Presentation on theme: "Hazard Identification at Home. Ground Fault Circuit Interrupters (GFCI’s) GFCI’s provide protection by turning off the power before a shock occurs "— Presentation transcript:
Ground Fault Circuit Interrupters (GFCI’s) GFCI’s provide protection by turning off the power before a shock occurs Pressing the ‘Test’ button trips the GFCI, causing the same effect as if the GFCI had tripped due to a circuit fault The manufacturer recommends testing GFCI’s monthly; when did you test yours last? By Jimbob82 (at en.wikipedia.org) () [Public domain], via Wikimedia Commons
Hazard Identification at Home Ground Fault Circuit Interrupters (GFCI’s) Two types commonly found in homes GFCI breaker installed in breaker panel GFCI receptacle protecting itself and possibly other receptacles By Jimbob82 (at en.wikipedia.org) () [Public domain], via Wikimedia Commons
Hazard Identification at Home Important to know how to properly reset either type if it trips First, disconnect everything from the receptacles in the circuit Attempt ONLY ONE TIME to reset it with the Reset button If it trips again, have the circuit tested by a qualified individual
Hazard Identification at Home Arc-Fault Circuit Interrupters (AFCI’s) Look very similar to GFCI breakers or receptacles Required by National Electrical Code in all new construction Protect against fires due to arcing in circuit Both GFCI and AFCI receptacles are available as tamper-resistant devices Prevent insertion of an object (hairpin, paper clip, etc.) into only one opening in a receptacle Especially important if small children are in the home
Hazard Identification at Home Home appliances Everything from power strips to major appliances Look for a label that shows the appliance approval by a Nationally Recognized Testing Laboratory (NRTL) Assures product quality and safety Approved electrical items are required for use in Government and Industry applications Samples may be viewed at: https://www.osha.gov/dts/otpca/nrtl/nrtlmrk.html For safety, shouldn’t you demand the same protection for your home?
Hazard Identification at Home Inspection / Repairs The condition of items in the home affects safety Some things to look for include Damaged extension cords, appliance cords and power tool cords They should be inspected for: damaged insu lation broken or damaged ground pin on three-prong plugs other damage Any damage found MUST be repaired by a qualified individual before use 1 Carson Dunlop; Zeus Inc. 2 http://www.techdose.com/repairlog/Repairing-an-Electrical-Plug-With-Ground-Pin-Cut-Off 1 2
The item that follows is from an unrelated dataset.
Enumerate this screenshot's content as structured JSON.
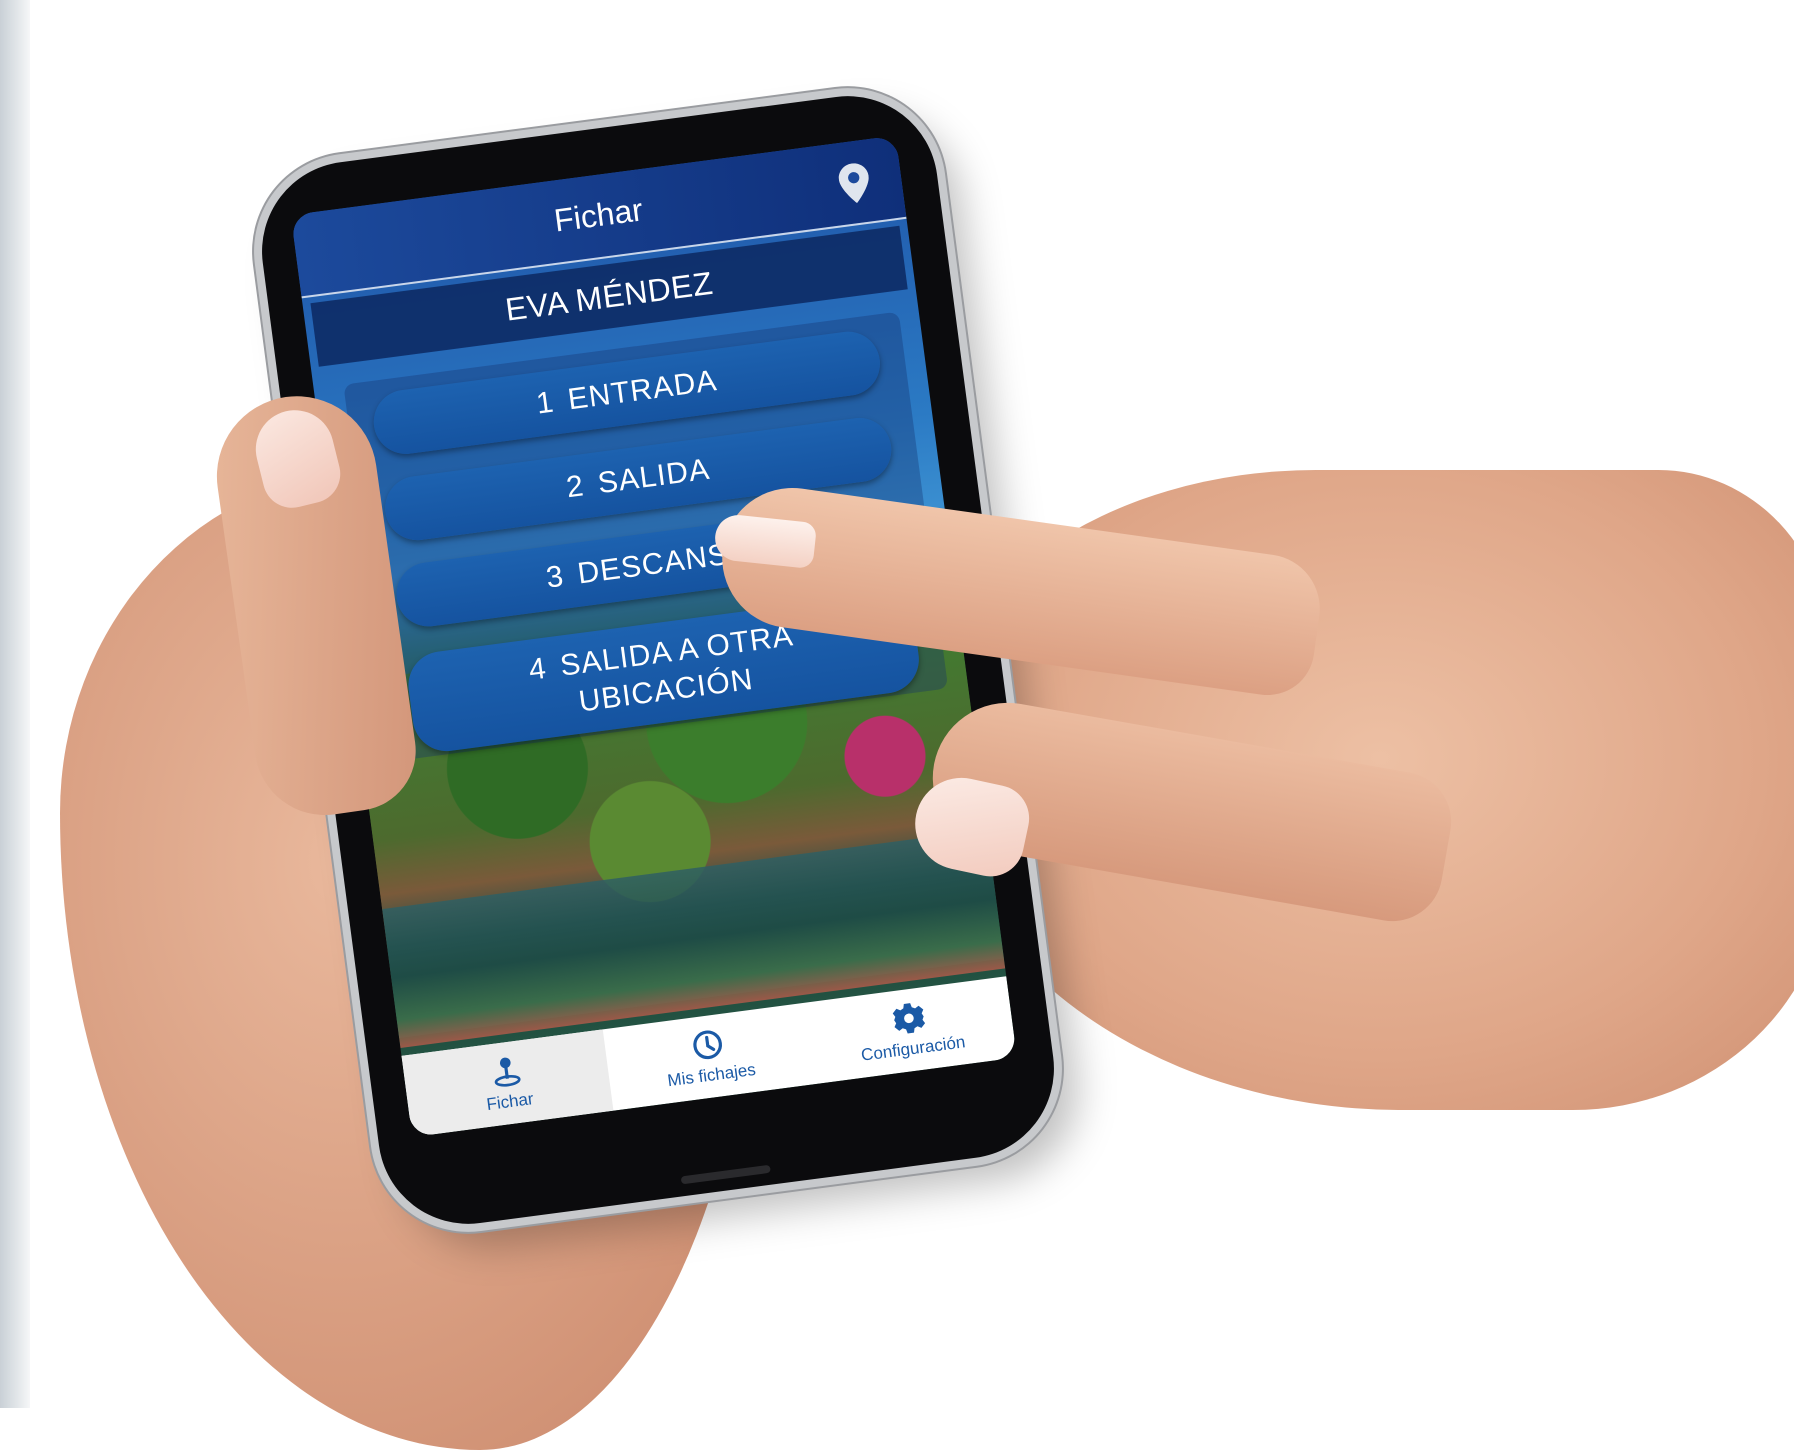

Hazard Identification at Home Extension Cords & Power Strips Extension cords should never be connected to other extension cords or power strips Power strips should never be connected to other power strips or extension cords Both of these are known as “daisy chaining” Always make sure the extension cord or power strip is rated for the amount of current the connected device uses – use a 20% safety margin – a power strip rated for 20 Amps should be used for no more than 16 Amps
Hazard Identification at Home Connections to Receptacles Overloaded electrical outlets are a major fire hazard http://www.citizencorps.fema.gov/cert/IS317/fire/images/ic_02_02_0050.jpg
Hazard Identification at Home Damp / wet locations Make sure that all electrical receptacles in wet, damp and potentially damp locations are protected by GFCI receptacles or breakers Laundry rooms Basements Garages Kitchens Bathrooms Outdoors
Hazard Identification at Home Other Hazards Underground wiring in yards (call the local ‘Dig’ number prior to digging) Overhead service entry cables may : have damaged insulation at or near the weatherhead not have proper clearance above ground due to changes in grade level after the overhead lines were installed
Hazard Identification at Home Other Hazards (cont’d:) Older homes: may be wired with aluminum wiring may be wired with two-wire cable (ungrounded wiring) not have GFCI protection where needed almost certainly not have AFCI protection Really old homes May be wired with knob & tubing wiring Knob and tubing wiring may have damaged insulation due to age http://www.angieslist.com/files/styles/ adslider_full/public/knobandtubewiring. jpg?itok=DKQKb18D
Hazard Identification at Home Automobile batteries A quote from the National Highway Traffic Safety Administration (NHTSA) Add a sixth catagory: thermal burns as a result of jewelry or tools contacting battery terminals The types of injuries sustained can be described by five general categories: battery explosions, chemical burns and/or contamination resulting from contact with battery acid, muscle strains and/or crush-type injuries associated with lifting or dropping the battery, and electrical shock from contacting battery cables and/or posts. [“Injuries Associated With Hazards Involving Motor Vehicle Batteries”, Research Note, 1997]
Hazard Identification at Home - Summary This is not meant to be a complete listing of electrical hazards found in the home The purpose is to raise awareness of the types of hazards that may be present and emphasize that they need to be dealt with appropriately REMEMBER: All electrical installation or repairs should be done by a qualified individual!